Summer Research Programs
Why should I participate in an Undergraduate Summer Research Program?
If you’re considering graduate study, participating in an undergraduate summer research program gives you the added edge needed to successfully apply to and complete graduate school. Many of these programs offer the opportunity to:
- conduct your own research in a modern laboratory
- learn from a faculty mentor
- network with graduate students and scientists in your field
- improve your research skills
- determine if graduate school is right for you
- enhance your writing and presentation skills
- attend scientific conferences or meetings
- attend graduate school seminars, training sessions, and GRE prep classes
- participate in social activities with other students and your lab group
In addition, many programs provide a stipend (i.e., pay) and/or undergraduate credit, PLUS housing, travel, and food allowances. Details vary by program; be sure to visit the program’s Web site or contact the program coordinator for more information.
Application deadlines and eligibility also vary by program, so be sure to review the program’s Web site or contact its coordinator for more information.
Here’s an evolving list of Research Experiences for Undergraduates at Universities across the nation. Most of these programs will update their web pages with current program dates and deadlines late in the Fall semester or early in the Spring Semester. You can check the links at any time to get a feel for the general timing of their program along with contact information and program details.
National Science Foundation (NSF) Research Experiences for Undergraduates
NSF funds a large number of research opportunities for undergraduate students through its REU Sites program. An REU Site consists of a group of ten or so undergraduates who work in the research programs of the host institution. Each student is associated with a specific research project, where he/she works closely with the faculty and other researchers. Students are granted stipends and, in many cases, assistance with housing and travel. Undergraduate students supported with NSF funds must be citizens or permanent residents of the United States or its possessions. An REU Site may be at either a US or foreign location.
By using the web page, Search for an REU Site, you may examine opportunities in the subject areas supported by various NSF units. Also, you may search by keywords to identify sites in particular research areas or with certain features, such as a particular location.
Students must contact the individual sites for information and application materials. NSF does not have application materials and does not select student participants. A contact person and contact information is listed for each site.
US Dept. of Energy, Office of Science
Science Undergraduate Laboratory Internships - Spring, Summer & Fall Programs
This program places students in paid internships in Science, Math, and Technology at any of several different locations (see Choosing a Lab). The participants in the program have decided on a teaching career in one of these disciplines. Students work with scientists or engineers on projects related to the laboratories' research programs. They also have the mentorship of a Master Teacher who is currently working in K-12 education as a teacher and is familiar with the research environment of a specific National Laboratory. The different laboratories each offer different research opportunities (see Choosing a Lab).

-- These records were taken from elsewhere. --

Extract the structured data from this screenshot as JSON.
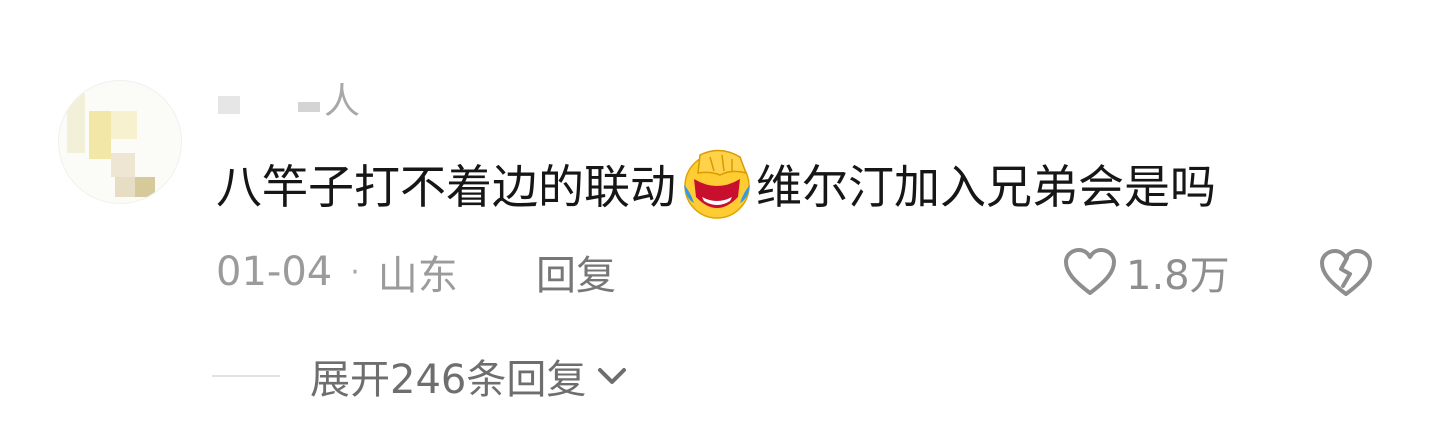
{
  "comment": {
    "username_suffix": "人",
    "text_before_emoji": "八竿子打不着边的联动",
    "emoji": "facepalm-laugh-emoji",
    "text_after_emoji": "维尔汀加入兄弟会是吗",
    "date": "01-04",
    "separator": "·",
    "location": "山东",
    "reply_label": "回复",
    "like_count": "1.8万",
    "expand_label": "展开246条回复"
  },
  "colors": {
    "text_primary": "#161616",
    "text_meta": "#9b9b9b",
    "text_secondary": "#6e6e6e",
    "icon": "#8e8e8e",
    "emoji_face": "#ffcc33",
    "emoji_tear": "#2f9bea"
  }
}
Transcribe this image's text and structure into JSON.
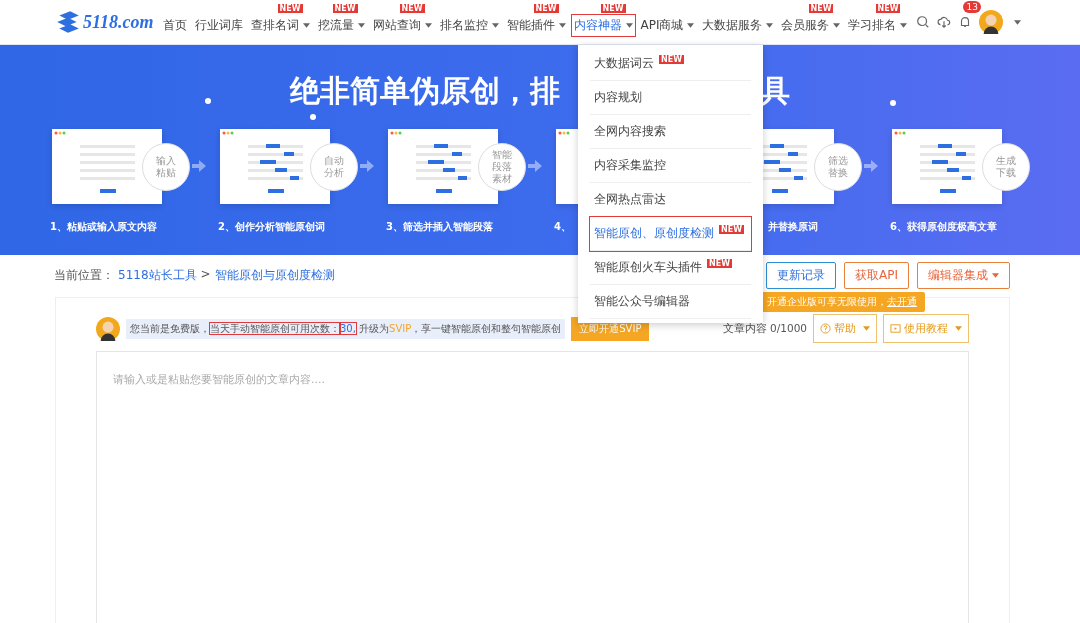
{
  "header": {
    "logo": "5118.com",
    "nav": [
      {
        "label": "首页",
        "caret": false,
        "selected": false,
        "highlighted": false
      },
      {
        "label": "行业词库",
        "caret": false,
        "selected": false,
        "highlighted": false
      },
      {
        "label": "查排名词",
        "caret": true,
        "badge": "NEW",
        "selected": false,
        "highlighted": false
      },
      {
        "label": "挖流量",
        "caret": true,
        "badge": "NEW",
        "selected": false,
        "highlighted": false
      },
      {
        "label": "网站查询",
        "caret": true,
        "badge": "NEW",
        "selected": false,
        "highlighted": false
      },
      {
        "label": "排名监控",
        "caret": true,
        "selected": false,
        "highlighted": false
      },
      {
        "label": "智能插件",
        "caret": true,
        "badge": "NEW",
        "selected": false,
        "highlighted": false
      },
      {
        "label": "内容神器",
        "caret": true,
        "badge": "NEW",
        "selected": true,
        "highlighted": true
      },
      {
        "label": "API商城",
        "caret": true,
        "selected": false,
        "highlighted": false
      },
      {
        "label": "大数据服务",
        "caret": true,
        "selected": false,
        "highlighted": false
      },
      {
        "label": "会员服务",
        "caret": true,
        "badge": "NEW",
        "selected": false,
        "highlighted": false
      },
      {
        "label": "学习排名",
        "caret": true,
        "badge": "NEW",
        "selected": false,
        "highlighted": false
      }
    ],
    "notification_count": "13"
  },
  "banner": {
    "title_left": "绝非简单伪原创，排",
    "title_right": "具",
    "steps": [
      {
        "label": "1、粘贴或输入原文内容",
        "badge": "输入粘贴",
        "label_cut": false,
        "arrow": true
      },
      {
        "label": "2、创作分析智能原创词",
        "badge": "自动分析",
        "label_cut": false,
        "arrow": true
      },
      {
        "label": "3、筛选并插入智能段落",
        "badge": "智能段落素材",
        "label_cut": false,
        "arrow": true
      },
      {
        "label": "4、",
        "label_cut": false,
        "arrow": false
      },
      {
        "label": "并替换原词",
        "badge": "筛选替换",
        "label_cut": true,
        "arrow": true
      },
      {
        "label": "6、获得原创度极高文章",
        "badge": "生成下载",
        "label_cut": false,
        "arrow": false
      }
    ]
  },
  "dropdown": {
    "items": [
      {
        "label": "大数据词云",
        "badge": "NEW",
        "selected": false
      },
      {
        "label": "内容规划",
        "selected": false
      },
      {
        "label": "全网内容搜索",
        "selected": false
      },
      {
        "label": "内容采集监控",
        "selected": false
      },
      {
        "label": "全网热点雷达",
        "selected": false
      },
      {
        "label": "智能原创、原创度检测",
        "badge": "NEW",
        "selected": true
      },
      {
        "label": "智能原创火车头插件",
        "badge": "NEW",
        "selected": false
      },
      {
        "label": "智能公众号编辑器",
        "selected": false
      }
    ]
  },
  "breadcrumb": {
    "prefix": "当前位置：",
    "items": [
      "5118站长工具",
      "智能原创与原创度检测"
    ],
    "separator": ">"
  },
  "actions": [
    {
      "label": "更新记录",
      "kind": "blue",
      "caret": false
    },
    {
      "label": "获取API",
      "kind": "orange",
      "caret": false
    },
    {
      "label": "编辑器集成",
      "kind": "orange",
      "caret": true
    }
  ],
  "tooltip": {
    "text": "开通企业版可享无限使用，",
    "link": "去开通"
  },
  "notice": {
    "parts": [
      {
        "text": "您当前是免费版，",
        "kind": "plain",
        "highlighted": false
      },
      {
        "text": "当天手动智能原创可用次数：",
        "kind": "plain",
        "highlighted": true
      },
      {
        "text": "30,",
        "kind": "number",
        "highlighted": true
      },
      {
        "text": " 升级为",
        "kind": "plain",
        "highlighted": false
      },
      {
        "text": "SVIP",
        "kind": "accent",
        "highlighted": false
      },
      {
        "text": "，享一键智能原创和整句智能原创",
        "kind": "plain",
        "highlighted": false
      }
    ],
    "button": "立即开通SVIP"
  },
  "counter": "文章内容 0/1000",
  "tools": [
    {
      "label": "帮助"
    },
    {
      "label": "使用教程"
    }
  ],
  "editor": {
    "placeholder": "请输入或是粘贴您要智能原创的文章内容...."
  }
}
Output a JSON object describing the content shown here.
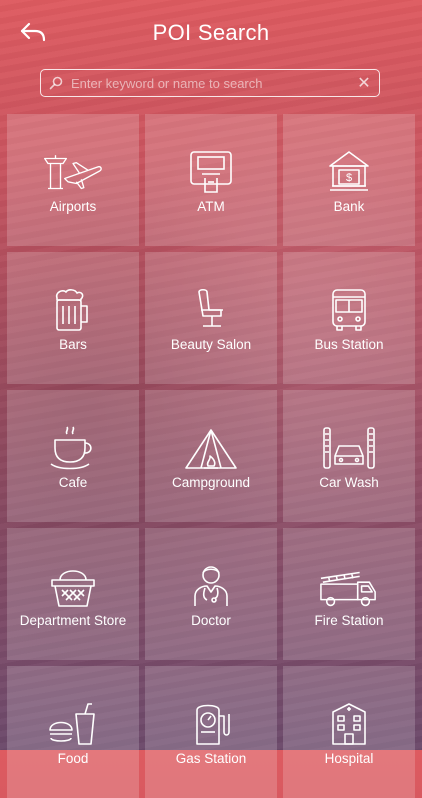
{
  "header": {
    "title": "POI Search",
    "back_icon": "back-arrow-icon"
  },
  "search": {
    "placeholder": "Enter keyword or name to search",
    "value": ""
  },
  "categories": [
    {
      "label": "Airports",
      "icon": "airport-icon"
    },
    {
      "label": "ATM",
      "icon": "atm-icon"
    },
    {
      "label": "Bank",
      "icon": "bank-icon"
    },
    {
      "label": "Bars",
      "icon": "beer-mug-icon"
    },
    {
      "label": "Beauty Salon",
      "icon": "salon-chair-icon"
    },
    {
      "label": "Bus Station",
      "icon": "bus-icon"
    },
    {
      "label": "Cafe",
      "icon": "coffee-cup-icon"
    },
    {
      "label": "Campground",
      "icon": "tent-icon"
    },
    {
      "label": "Car Wash",
      "icon": "car-wash-icon"
    },
    {
      "label": "Department Store",
      "icon": "shopping-basket-icon"
    },
    {
      "label": "Doctor",
      "icon": "doctor-icon"
    },
    {
      "label": "Fire Station",
      "icon": "fire-truck-icon"
    },
    {
      "label": "Food",
      "icon": "food-icon"
    },
    {
      "label": "Gas Station",
      "icon": "gas-pump-icon"
    },
    {
      "label": "Hospital",
      "icon": "hospital-icon"
    }
  ]
}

The program only runs in the summer term. Summer programs at the various laboratories will run from late May to mid-August. The exact start date will depend on the laboratory and will be given to participants who have been accepted at that specific laboratory. Students are required to participate for the full term of the program.